# TASK REQUIREMENTS:
Give the number of lines in the listing that hold the word "screenshot". Write nothing but that number.

# RECORDS PROVIDED:
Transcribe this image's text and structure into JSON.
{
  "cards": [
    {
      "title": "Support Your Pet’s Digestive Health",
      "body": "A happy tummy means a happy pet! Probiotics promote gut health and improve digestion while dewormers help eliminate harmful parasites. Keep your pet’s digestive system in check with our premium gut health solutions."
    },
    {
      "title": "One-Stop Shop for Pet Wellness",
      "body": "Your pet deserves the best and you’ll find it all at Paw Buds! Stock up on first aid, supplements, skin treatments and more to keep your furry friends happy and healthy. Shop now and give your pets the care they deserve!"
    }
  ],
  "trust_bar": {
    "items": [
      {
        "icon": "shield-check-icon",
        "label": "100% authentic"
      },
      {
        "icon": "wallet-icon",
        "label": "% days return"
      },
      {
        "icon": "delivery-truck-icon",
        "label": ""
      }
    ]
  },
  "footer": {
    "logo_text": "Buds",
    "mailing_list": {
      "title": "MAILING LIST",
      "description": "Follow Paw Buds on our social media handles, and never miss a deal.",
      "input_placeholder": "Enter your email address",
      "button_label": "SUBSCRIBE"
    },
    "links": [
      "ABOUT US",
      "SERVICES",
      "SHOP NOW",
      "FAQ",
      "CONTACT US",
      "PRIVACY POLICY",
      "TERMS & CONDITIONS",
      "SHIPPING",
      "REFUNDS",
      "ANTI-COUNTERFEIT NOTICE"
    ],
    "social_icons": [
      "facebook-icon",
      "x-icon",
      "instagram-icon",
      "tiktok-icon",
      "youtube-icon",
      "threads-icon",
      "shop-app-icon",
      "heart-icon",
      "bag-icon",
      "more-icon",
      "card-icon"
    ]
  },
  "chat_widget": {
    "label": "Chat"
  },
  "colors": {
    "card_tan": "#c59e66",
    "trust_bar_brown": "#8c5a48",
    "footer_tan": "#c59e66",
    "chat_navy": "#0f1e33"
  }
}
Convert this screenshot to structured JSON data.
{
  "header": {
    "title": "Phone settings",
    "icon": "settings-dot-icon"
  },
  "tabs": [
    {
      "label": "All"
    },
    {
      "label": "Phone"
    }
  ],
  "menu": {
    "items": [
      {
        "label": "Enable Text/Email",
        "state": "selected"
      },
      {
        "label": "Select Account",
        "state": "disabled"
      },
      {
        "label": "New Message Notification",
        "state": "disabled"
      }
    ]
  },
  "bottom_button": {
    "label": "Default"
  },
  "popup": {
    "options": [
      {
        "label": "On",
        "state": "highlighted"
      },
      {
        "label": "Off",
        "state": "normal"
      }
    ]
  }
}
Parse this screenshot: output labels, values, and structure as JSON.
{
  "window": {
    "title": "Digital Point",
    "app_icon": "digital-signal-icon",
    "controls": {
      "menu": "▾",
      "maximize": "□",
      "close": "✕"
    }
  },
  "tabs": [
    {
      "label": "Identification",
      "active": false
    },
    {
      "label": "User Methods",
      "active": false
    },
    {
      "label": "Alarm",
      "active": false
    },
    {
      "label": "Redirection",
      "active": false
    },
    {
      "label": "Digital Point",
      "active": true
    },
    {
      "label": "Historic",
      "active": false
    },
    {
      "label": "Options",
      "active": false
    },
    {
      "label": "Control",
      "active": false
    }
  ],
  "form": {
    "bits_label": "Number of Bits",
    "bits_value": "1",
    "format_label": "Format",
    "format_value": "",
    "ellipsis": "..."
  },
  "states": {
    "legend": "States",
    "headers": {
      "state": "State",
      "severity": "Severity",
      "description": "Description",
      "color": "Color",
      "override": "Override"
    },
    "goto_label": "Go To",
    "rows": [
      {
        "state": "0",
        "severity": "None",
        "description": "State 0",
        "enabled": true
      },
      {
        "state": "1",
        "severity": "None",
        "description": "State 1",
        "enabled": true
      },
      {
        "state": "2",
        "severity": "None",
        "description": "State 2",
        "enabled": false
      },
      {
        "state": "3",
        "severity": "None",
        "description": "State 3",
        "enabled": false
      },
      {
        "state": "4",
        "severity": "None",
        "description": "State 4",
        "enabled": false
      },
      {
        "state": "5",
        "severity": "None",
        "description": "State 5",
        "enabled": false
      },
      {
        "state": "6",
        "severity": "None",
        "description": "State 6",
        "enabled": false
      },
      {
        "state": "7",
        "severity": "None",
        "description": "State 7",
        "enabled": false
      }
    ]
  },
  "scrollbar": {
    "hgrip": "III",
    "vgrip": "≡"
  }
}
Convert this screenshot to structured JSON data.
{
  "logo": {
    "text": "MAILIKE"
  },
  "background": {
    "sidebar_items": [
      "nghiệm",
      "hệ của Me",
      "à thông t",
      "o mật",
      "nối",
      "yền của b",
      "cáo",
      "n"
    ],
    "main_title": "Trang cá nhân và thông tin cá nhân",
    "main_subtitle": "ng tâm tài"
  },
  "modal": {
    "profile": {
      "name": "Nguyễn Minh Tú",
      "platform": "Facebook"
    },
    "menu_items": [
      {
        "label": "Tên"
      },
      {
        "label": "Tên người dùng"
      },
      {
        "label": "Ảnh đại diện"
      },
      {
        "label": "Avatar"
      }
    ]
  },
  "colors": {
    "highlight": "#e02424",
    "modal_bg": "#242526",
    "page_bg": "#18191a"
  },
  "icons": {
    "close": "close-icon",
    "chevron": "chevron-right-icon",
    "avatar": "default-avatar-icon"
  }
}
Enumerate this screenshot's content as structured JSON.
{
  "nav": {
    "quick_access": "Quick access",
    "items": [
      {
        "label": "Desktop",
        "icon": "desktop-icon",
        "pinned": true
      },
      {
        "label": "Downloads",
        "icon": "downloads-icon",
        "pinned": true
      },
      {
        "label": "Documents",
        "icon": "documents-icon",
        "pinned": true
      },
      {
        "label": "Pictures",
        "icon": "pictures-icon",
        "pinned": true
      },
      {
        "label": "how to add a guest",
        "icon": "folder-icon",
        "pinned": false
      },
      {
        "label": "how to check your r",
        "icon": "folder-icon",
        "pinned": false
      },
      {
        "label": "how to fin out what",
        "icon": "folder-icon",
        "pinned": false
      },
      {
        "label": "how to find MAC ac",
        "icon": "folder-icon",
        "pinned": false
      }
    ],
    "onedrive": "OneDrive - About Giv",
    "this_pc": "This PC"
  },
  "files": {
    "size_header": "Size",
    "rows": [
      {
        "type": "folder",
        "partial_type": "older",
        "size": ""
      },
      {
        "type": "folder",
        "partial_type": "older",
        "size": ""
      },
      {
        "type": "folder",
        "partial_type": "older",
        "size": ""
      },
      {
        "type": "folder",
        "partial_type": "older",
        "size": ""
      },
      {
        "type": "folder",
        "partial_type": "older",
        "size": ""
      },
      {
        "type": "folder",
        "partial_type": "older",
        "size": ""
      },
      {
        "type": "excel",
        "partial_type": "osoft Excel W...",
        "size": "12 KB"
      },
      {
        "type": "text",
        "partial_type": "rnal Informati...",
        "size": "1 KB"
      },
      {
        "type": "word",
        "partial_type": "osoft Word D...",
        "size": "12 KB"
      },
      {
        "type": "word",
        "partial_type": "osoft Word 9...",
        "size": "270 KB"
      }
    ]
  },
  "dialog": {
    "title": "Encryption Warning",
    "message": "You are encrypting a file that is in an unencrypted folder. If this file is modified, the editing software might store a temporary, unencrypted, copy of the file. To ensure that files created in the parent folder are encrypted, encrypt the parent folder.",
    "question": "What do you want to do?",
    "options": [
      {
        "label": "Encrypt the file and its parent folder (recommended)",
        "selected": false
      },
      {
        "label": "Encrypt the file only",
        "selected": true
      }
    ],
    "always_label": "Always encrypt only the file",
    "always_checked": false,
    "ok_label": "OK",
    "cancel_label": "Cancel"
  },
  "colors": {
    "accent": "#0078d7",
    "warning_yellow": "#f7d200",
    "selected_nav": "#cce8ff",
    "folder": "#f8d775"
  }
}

# RESULT FOR THIS EXERCISE:
4